Laguna Beach is in escrow to purchase property just south of Tivoli Too on Laguna Canyon Road, Mayor Pro Tem Elizabeth Pearson announced at Tuesday's City Council meeting.
Pearson said she approached her council colleagues in closed session and found unanimous support for the privately owned plot of land at 725 Laguna Canyon Road.
"This is a game-changer on the [proposed] Village Entrance [Project]," Councilman Steve Dicterow said. "This is not just a mere announcement."
The land covers nearly 4 acres and costs $5.3 million, City Manager John Pietig wrote in an email.
The property could yield 65 to 75 additional parking spaces and allows for more flexibility going forward with the proposed project, according to Pearson.
"For several years I hoped we might purchase a piece of property for a lot of reasons ... we never know what we are going to need long-term," Pearson said. "It allows us to discuss beautification on Laguna Canyon Road."
The Village Entrance plans currently include a four-level parking structure and pedestrian park in an area near Forest Avenue and Laguna Canyon Road.
The council needs to formally approve the purchase at a later council meeting, Pearson said.
Meanwhile, the council, with guidance from Pietig, selected 6 p.m. Nov. 12 to discuss the Village Entrance Project with members of the public. The meeting will be held at council chambers, 505 Forest Ave.
Dicterow asked if council members could step down from the dais and sit among the public, and Pietig said that would be fine.
Council won't limit musicians at Mozambique

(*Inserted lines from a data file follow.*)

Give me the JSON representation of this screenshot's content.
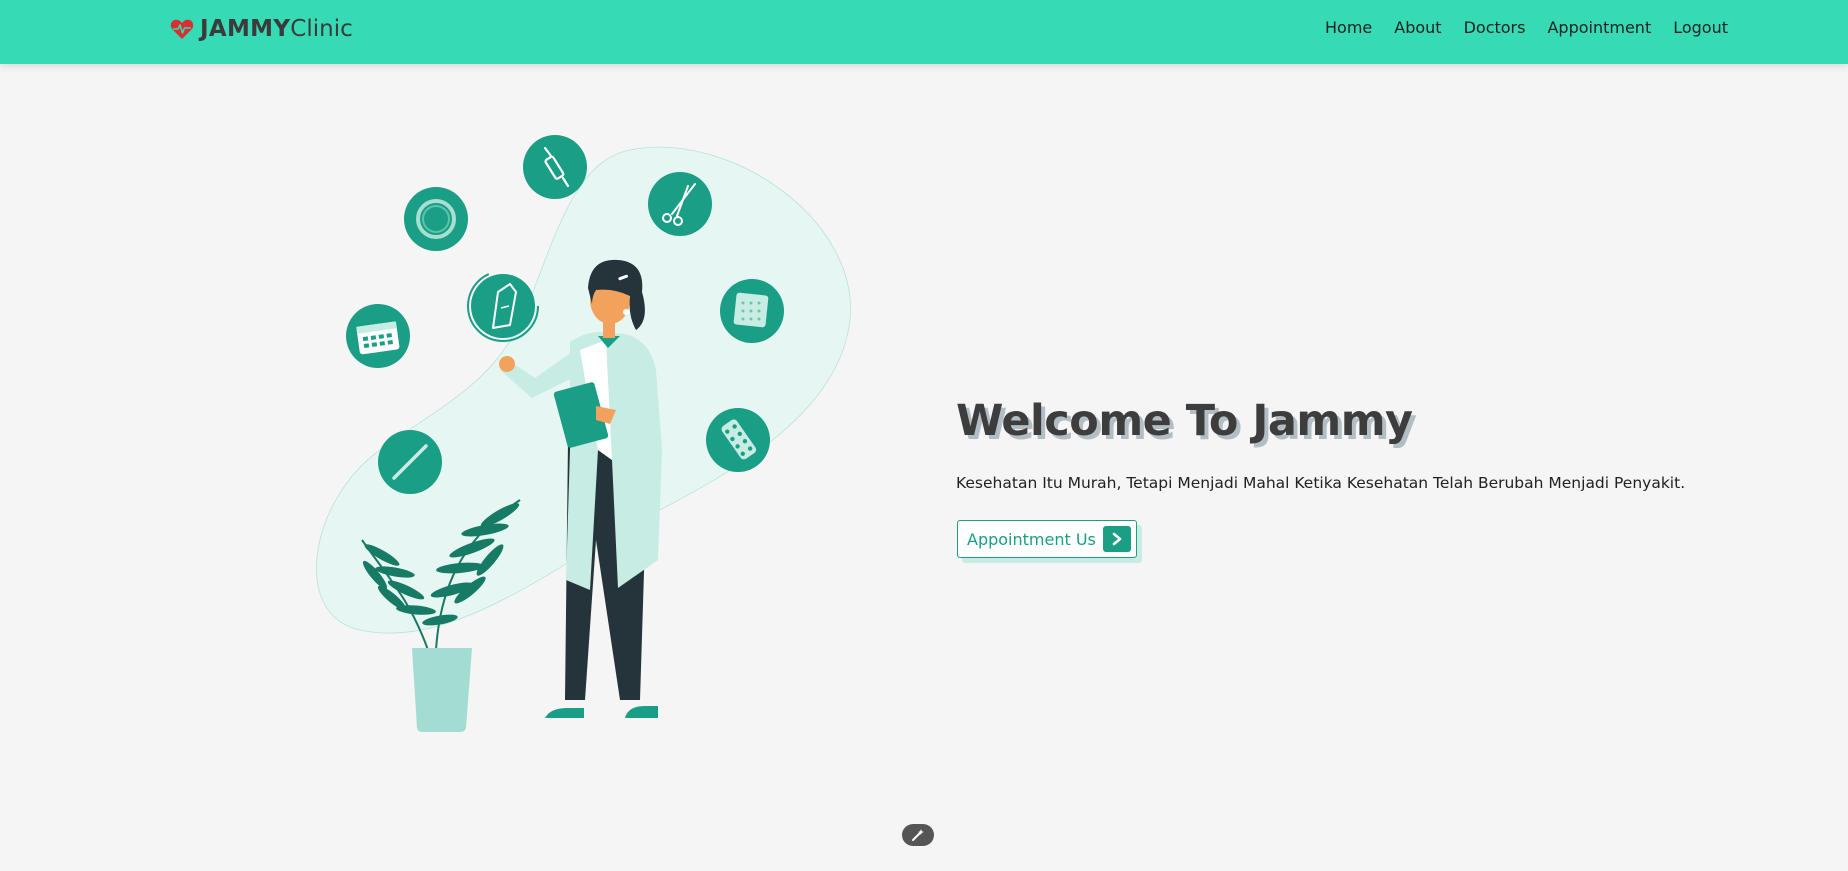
{
  "navbar": {
    "brand_bold": "JAMMY",
    "brand_light": "Clinic",
    "logo_icon": "heartbeat-icon",
    "links": [
      "Home",
      "About",
      "Doctors",
      "Appointment",
      "Logout"
    ]
  },
  "hero": {
    "title": "Welcome To Jammy",
    "subtitle": "Kesehatan Itu Murah, Tetapi Menjadi Mahal Ketika Kesehatan Telah Berubah Menjadi Penyakit.",
    "cta_label": "Appointment Us",
    "cta_icon": "chevron-right-icon"
  },
  "illustration": {
    "description_icon": "doctor-illustration",
    "icons": [
      "syringe-icon",
      "scissors-icon",
      "ring-icon",
      "bandage-icon",
      "calendar-icon",
      "gauze-icon",
      "thermometer-icon",
      "pills-icon"
    ]
  },
  "floating_button_icon": "magic-wand-icon",
  "colors": {
    "accent": "#36dab5",
    "brand_dark": "#1a9e85",
    "background": "#f5f5f5",
    "heart": "#d63031"
  }
}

Mozambique restaurant does not need to limit the number of musicians who perform, the council decided.
The council voted 5 to 0 to remove a section of the restaurant's conditional use permit that limited the number of musicians who could perform. The restaurant previously had limited performers to one person Monday through Thursday and a five-person band Friday, Saturday and Sunday, according to a city staff report.
Restaurant managers will now be able to use their own discretion. They will also conduct a six-month trial and report back to the council, as suggested by Steve Kawaratani, a Mozambique consultant.
Mozambique, at 1740 S. Coast Hwy., allows music from 8 a.m. to 10 p.m. Sundays through Thursdays and 8 a.m. to midnight Fridays and Saturdays, the staff report said.
Entertainers are relegated to the inside stage and at no time may perform on decks or patio areas, according to the report.
The sound from live entertainment or amplified music can't exceed 60 decibels before 10 p.m. and 50 decibels after 10 p.m.
Noise from the restaurant isn't the problem but rather patrons who spill out into the surrounding streets after performances, resident Jeff Kaplan told the council.
"Come here on any weekend and the streets are packed," Kaplan said. "People have had a good time. They're partying because they are at a music venue, not a restaurant. It's not [owner Ivan Spiers's fault], and it's not [the council's] fault. It certainly shouldn't be a situation the neighbors have to put up with."